■ Aim of the exercise: The answer must consist of every line below that contains the word "Information".

■ Data:
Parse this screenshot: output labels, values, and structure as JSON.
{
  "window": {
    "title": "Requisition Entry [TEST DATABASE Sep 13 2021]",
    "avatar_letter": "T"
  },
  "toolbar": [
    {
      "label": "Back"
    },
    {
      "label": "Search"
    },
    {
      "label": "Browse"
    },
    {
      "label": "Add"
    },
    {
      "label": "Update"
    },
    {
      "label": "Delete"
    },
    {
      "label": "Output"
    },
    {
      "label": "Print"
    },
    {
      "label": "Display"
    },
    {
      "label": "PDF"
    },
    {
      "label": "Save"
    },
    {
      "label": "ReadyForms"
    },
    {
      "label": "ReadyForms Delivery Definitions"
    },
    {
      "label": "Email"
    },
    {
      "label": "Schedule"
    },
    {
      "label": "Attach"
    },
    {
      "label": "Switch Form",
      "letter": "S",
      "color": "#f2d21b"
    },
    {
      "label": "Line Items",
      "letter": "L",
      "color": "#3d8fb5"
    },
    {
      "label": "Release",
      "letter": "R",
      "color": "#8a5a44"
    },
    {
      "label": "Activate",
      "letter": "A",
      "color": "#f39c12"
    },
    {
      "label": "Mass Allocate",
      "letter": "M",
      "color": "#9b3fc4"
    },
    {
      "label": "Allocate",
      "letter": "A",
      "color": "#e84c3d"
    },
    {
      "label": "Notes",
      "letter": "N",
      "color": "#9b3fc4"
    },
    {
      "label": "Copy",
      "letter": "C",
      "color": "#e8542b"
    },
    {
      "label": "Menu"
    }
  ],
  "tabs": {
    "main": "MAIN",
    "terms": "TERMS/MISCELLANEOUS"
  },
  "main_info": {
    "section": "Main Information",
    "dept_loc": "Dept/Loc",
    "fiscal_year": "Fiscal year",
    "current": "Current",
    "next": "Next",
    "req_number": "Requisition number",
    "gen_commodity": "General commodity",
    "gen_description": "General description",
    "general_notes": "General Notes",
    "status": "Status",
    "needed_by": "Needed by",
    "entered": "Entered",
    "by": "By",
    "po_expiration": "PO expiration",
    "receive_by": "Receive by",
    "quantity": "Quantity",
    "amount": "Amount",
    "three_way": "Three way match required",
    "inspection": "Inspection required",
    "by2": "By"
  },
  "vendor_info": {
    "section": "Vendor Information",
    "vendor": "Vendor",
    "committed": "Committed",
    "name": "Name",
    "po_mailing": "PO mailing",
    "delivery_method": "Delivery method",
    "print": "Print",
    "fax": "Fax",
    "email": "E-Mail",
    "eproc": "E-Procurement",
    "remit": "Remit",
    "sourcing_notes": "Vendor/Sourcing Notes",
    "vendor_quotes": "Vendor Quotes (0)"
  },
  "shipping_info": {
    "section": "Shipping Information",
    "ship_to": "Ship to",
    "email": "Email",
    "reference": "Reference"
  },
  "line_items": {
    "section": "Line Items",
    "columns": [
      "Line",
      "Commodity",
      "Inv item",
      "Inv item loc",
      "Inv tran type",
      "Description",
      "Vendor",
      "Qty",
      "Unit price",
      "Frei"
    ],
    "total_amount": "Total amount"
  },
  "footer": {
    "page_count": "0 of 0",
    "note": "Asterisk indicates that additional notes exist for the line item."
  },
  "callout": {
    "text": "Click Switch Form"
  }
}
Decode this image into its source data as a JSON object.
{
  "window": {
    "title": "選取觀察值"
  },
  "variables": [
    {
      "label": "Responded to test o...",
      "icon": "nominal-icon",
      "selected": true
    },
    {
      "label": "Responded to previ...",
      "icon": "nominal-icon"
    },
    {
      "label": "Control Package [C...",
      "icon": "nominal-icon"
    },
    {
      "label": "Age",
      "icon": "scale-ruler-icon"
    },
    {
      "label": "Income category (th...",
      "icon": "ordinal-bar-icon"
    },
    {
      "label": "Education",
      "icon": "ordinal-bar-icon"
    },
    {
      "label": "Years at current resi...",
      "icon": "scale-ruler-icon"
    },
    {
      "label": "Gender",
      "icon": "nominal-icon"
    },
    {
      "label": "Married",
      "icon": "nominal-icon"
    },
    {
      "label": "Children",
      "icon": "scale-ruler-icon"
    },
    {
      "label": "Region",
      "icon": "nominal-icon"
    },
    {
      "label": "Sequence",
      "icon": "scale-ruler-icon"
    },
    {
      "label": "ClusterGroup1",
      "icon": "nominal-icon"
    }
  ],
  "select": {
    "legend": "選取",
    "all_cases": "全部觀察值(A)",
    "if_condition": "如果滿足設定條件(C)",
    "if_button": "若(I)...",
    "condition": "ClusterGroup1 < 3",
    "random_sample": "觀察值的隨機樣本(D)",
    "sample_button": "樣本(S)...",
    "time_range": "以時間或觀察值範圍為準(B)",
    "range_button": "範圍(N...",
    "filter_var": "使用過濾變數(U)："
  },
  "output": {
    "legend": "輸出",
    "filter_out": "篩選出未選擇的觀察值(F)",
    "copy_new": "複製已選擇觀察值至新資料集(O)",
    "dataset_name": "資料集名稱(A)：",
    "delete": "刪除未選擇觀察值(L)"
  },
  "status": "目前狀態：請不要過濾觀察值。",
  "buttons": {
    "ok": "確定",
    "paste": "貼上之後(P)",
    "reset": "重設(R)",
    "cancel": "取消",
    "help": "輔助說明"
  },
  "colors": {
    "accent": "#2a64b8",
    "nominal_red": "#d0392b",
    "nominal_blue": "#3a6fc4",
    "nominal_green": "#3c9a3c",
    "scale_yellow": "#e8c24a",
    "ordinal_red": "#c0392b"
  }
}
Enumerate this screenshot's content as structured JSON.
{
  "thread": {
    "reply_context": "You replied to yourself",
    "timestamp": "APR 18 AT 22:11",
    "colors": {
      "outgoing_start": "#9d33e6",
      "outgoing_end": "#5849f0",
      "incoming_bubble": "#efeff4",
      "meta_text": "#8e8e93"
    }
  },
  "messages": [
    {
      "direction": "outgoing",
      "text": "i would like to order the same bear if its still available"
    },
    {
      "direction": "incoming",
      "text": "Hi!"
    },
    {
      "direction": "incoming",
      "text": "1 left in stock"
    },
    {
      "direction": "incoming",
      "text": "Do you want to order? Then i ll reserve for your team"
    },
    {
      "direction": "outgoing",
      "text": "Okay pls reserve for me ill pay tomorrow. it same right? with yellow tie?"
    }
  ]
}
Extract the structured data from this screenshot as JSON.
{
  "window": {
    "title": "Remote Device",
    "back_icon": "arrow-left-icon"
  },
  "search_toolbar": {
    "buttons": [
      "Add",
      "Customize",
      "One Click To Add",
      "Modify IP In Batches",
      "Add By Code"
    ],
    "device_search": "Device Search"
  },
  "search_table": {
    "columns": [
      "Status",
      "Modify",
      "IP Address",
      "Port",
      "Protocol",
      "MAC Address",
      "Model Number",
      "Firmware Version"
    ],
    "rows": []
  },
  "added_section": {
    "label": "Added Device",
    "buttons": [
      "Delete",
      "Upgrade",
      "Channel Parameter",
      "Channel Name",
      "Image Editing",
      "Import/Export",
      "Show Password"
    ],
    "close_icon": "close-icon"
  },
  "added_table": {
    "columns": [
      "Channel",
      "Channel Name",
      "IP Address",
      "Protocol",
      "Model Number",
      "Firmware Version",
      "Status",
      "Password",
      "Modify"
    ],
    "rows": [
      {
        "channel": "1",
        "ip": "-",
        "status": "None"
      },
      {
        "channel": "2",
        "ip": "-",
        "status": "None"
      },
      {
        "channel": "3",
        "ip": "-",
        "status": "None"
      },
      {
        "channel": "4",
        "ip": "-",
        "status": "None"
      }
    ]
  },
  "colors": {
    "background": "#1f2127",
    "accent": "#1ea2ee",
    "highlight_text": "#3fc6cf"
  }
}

■ Response:
    "section": "Main Information",
    "section": "Vendor Information",
    "section": "Shipping Information",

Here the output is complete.